the WTO.  CASS's Jiang said that Latin American countries 
were abusing anti-dumping mechanisms, forcing China to use 
legal mechanisms to fight back. 
 
14. (C) According to CICIR's Wu, trade frictions with 
Mexico were the most troublesome due in part to the dispute 
over the size of Mexico,s trade deficit. (Note. Mexico and 
China disagree over the size of the trade imbalance. 
According to Chinese 2007 figures, Mexico imported $11.7 
billion and exported $3.3 billion, but according to Mexican 
figures, Mexico imported $30 billion and exported only $2 
billion.  According to Limas, this was due to triangulation 
with the U.S.  Chinese figures do not include exports to the 
U.S. that ultimately are sold in Mexico.

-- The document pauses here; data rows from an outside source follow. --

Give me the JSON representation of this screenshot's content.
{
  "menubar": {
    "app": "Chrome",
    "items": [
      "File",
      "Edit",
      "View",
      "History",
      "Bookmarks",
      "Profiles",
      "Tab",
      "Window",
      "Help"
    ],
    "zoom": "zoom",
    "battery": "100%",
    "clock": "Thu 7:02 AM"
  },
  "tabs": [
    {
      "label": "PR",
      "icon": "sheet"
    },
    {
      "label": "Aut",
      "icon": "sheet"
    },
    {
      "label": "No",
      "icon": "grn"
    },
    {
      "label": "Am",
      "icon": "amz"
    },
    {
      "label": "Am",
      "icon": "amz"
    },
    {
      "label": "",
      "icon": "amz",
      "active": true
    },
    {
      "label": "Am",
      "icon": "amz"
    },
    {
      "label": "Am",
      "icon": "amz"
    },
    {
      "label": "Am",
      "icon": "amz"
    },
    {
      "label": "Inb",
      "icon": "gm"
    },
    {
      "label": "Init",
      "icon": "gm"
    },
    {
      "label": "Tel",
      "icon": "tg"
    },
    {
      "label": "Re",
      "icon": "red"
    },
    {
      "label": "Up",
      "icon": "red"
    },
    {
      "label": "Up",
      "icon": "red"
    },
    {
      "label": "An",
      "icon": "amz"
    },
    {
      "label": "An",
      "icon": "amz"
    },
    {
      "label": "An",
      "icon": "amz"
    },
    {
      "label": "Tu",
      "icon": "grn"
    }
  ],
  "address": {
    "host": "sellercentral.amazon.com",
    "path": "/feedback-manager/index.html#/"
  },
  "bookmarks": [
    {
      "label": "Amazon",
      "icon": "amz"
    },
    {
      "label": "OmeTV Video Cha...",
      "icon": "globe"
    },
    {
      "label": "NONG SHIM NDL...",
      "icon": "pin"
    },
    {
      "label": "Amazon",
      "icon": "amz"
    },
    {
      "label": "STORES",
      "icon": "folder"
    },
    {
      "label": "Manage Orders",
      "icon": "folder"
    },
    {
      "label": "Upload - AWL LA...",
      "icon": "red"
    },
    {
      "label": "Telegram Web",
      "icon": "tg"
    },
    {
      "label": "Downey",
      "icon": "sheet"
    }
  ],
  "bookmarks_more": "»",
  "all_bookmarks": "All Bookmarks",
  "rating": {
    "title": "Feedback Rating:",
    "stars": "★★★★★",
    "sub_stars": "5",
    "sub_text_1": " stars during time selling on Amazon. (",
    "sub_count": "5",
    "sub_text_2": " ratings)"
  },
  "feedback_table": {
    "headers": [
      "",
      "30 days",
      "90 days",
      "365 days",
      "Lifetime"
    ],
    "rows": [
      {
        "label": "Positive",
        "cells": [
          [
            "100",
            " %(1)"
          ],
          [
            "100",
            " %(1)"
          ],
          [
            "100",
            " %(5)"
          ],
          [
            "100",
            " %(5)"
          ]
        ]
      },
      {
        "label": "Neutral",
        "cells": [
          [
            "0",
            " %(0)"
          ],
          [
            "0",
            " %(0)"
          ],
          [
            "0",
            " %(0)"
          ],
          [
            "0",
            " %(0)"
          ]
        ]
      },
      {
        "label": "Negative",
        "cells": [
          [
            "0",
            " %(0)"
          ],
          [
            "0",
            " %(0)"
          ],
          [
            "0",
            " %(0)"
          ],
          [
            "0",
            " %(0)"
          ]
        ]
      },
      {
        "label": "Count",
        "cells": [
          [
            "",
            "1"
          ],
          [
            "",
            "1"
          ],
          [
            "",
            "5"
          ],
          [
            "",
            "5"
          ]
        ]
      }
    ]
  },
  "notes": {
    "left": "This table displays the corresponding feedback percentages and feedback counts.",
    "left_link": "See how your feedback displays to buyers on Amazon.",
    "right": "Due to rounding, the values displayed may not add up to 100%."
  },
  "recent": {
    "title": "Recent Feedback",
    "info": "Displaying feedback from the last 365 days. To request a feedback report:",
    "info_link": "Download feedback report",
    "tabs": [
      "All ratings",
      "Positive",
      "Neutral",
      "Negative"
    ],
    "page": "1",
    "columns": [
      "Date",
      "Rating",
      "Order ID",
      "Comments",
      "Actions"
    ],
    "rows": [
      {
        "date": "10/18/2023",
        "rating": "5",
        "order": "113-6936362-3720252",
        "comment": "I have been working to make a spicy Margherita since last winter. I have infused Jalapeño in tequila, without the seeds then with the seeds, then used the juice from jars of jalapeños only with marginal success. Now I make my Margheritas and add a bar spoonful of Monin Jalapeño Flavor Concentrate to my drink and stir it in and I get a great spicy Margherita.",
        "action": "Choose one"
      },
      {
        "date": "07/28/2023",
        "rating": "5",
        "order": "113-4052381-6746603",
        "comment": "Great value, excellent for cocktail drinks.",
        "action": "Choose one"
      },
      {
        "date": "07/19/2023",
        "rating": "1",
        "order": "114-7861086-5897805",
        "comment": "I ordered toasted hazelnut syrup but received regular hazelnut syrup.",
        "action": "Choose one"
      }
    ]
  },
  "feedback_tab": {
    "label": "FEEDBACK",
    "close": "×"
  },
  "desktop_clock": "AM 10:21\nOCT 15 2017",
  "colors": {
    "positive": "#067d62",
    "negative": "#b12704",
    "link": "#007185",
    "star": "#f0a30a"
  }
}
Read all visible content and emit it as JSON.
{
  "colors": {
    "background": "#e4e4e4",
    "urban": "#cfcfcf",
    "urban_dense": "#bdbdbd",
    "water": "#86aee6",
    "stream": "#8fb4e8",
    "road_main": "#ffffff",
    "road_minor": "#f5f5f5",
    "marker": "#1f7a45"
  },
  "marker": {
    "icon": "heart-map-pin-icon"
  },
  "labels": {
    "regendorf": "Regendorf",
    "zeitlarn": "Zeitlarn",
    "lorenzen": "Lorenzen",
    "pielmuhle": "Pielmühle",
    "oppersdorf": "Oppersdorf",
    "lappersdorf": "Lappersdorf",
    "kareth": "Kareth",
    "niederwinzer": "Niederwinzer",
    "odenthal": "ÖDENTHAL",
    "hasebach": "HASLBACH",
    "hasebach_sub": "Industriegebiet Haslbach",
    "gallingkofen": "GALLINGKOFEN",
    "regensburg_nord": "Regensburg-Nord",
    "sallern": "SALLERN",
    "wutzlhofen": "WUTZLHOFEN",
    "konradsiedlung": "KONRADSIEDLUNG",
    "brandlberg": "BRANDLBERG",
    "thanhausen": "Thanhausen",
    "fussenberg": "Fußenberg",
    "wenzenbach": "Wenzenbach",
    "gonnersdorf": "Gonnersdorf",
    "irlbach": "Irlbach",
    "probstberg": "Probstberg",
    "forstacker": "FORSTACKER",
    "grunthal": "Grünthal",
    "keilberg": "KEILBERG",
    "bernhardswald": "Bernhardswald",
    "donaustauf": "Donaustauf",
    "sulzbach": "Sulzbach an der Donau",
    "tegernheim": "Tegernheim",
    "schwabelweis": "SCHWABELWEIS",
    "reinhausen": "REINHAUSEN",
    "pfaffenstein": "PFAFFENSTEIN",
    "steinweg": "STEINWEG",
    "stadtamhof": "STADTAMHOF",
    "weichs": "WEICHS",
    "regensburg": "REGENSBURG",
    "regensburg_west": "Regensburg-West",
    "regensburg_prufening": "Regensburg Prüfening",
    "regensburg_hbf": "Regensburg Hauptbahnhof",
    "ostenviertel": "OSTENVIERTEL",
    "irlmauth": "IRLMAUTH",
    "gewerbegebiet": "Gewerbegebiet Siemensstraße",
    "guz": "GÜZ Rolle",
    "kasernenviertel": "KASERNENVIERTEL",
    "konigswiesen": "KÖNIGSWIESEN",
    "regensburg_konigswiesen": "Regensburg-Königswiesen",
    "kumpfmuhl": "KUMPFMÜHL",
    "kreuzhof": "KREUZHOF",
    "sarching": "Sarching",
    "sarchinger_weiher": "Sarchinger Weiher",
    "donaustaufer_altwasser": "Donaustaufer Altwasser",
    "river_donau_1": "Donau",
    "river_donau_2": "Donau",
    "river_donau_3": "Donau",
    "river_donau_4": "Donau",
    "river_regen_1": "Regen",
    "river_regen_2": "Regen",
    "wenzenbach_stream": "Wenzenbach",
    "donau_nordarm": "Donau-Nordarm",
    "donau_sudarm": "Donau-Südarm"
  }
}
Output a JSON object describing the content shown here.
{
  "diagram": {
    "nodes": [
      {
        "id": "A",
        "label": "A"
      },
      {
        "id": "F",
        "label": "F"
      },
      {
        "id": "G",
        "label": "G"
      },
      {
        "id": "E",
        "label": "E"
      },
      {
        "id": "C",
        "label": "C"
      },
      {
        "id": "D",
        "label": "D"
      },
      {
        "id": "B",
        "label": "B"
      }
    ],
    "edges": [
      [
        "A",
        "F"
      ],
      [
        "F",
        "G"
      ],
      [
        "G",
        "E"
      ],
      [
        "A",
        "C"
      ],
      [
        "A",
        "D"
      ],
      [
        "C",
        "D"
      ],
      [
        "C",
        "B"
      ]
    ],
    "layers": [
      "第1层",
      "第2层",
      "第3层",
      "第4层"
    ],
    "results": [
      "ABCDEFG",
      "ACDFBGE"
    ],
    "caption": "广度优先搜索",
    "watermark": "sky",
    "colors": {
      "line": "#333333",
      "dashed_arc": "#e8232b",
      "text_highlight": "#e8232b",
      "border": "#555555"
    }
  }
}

End Note.)  Wu said 
China and Mexico are using their bilateral commission to 
address the lopsided trade flows, and China is looking to 
assist Mexico in cotton and rice production to soften the 
trade imbalance.  At the same time, Mexico is also seeking 
 
BEIJING 00004253  004 OF 004 
 
 
to increase exports to China in areas such as minerals, 
agriculture, and specialty goods like Corona beer, but 
Mexican companies have been slow to take advantage of 
opportunities in China. 
 
15. (C) Limas said Mexico ran a large trade deficit with 
China because both countries make essentially the same 
things, but China makes them more cheaply and has the 
advantage of economies of scale.  Mexico also is not seeking 
to be a raw materials exporter like Brazil and therefore, 
the large trade deficit was something Mexico "would have to 
live with".  Furthermore, Mexico and China signed an 
agreement earlier this year under which Mexico will have to 
reduce all its non-WTO compliant antidumping duties on 
Chinese goods over the next three years, a step likely to 
exacerbate the official trade imbalance, even as it reduces 
Mexican imports of illegal contraband goods. 
 
16. (C) Peru in 2007 maintained a surplus of about $5 
billion with China, due largely to mineral exports such as 
copper that have surged in the last couple years, but Chian 
emphasized that the trade relationship was not "optimal" 
because exports were highly concentrated in minerals.  Peru 
was seeking greater balance in its exports, and 
agricultural products, fish meal, and wood from the 
Peruvian jungle all provided opportunities to balance 
trade. 
 
China-Latin America Regional Forum Unlikely 
------------------------------------------- 
17. (C) CASS's Jiang said there were competing views among 
scholars whether China should have its own regional forum 
with Latin America where China could showcase its political 
and economic ties to the region.  Some scholars supported 
the idea saying such a forum would allow China to raise its 
profile in the region.  Jiang however opposed such a forum 
because, unlike the African Union, there is no Latin 
American regional organization that represents the whole of 
Latin American and the creation of such as organization 
would feed the "China Threat Theory" in the United States. 
CASS,s Wu added that there were already many countries that 
had forums with Latin America, such as the US, the EU, and 
Spain and Portugal and China would be best served by 
building formal and informal relations with existing 
regional organizations such as the Interamerican 
Development Bank (IADB) and the Organization of American 
States.  China's recent membership in the IADB was an 
opportunity to demonstrate its commitment to the region and 
provided an additional avenue for China to promote economic 
engagement. 
 
18. (C) Comment. China trade with Latin America, which will 
probably reach about $150 billion for 2008 and is rapidly 
expanding, is still tiny when compared with US trade with 
the region.  A relationship characterized by large 
Latin American natural resource exports to China, 
particularly from Southern American and Southern Cone 
countries, and large consumer good imports from China would 
seem to be a natural fit.  However, it remains to be seen 
whether 
China can adapt to the Latin American investment 
environment that so far is limiting its ability to realize 
its full potential as a natural resource importer from 
Latin America.  End Comment. 
RANDT